Where the word "handle" shows up in a line below, that line is counted. State how many lines are counted, without any other words.

Stored records:
#####

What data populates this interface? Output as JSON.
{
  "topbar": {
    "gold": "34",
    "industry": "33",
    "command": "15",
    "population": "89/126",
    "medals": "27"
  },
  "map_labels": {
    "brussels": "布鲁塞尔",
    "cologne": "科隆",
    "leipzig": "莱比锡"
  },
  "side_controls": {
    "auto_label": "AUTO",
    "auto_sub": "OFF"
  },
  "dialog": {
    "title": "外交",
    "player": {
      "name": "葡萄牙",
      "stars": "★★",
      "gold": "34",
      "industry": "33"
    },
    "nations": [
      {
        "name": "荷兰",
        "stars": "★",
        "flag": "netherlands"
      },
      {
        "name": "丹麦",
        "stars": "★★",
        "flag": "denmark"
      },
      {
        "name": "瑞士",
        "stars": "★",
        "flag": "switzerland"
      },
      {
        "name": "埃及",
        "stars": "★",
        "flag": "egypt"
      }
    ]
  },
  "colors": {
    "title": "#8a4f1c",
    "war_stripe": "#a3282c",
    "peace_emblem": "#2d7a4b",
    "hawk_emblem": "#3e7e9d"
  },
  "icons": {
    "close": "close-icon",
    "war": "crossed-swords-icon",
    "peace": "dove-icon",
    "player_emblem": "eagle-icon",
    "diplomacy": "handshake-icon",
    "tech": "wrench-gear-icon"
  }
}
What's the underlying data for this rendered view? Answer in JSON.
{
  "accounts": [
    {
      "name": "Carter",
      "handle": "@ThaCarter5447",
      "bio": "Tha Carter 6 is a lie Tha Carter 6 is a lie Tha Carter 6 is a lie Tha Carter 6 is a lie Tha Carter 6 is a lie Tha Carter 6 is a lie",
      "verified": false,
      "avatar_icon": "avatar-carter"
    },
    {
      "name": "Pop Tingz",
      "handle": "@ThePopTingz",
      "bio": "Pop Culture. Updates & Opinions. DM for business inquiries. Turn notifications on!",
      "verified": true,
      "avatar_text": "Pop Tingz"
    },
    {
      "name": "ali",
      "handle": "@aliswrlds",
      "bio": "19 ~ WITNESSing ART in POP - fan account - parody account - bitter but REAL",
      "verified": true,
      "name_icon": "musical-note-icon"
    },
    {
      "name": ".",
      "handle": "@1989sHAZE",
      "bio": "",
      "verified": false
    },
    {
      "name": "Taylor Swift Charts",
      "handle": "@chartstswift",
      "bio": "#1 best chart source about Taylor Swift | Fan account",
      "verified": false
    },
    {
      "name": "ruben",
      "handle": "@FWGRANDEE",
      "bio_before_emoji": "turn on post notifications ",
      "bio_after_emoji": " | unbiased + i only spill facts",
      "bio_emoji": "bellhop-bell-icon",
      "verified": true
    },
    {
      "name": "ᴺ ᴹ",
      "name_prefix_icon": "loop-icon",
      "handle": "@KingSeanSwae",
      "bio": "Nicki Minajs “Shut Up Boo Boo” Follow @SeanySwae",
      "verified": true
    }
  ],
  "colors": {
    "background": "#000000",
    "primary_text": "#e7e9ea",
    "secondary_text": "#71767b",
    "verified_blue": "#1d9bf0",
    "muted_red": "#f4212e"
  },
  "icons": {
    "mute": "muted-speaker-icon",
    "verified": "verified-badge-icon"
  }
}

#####

→ Response
7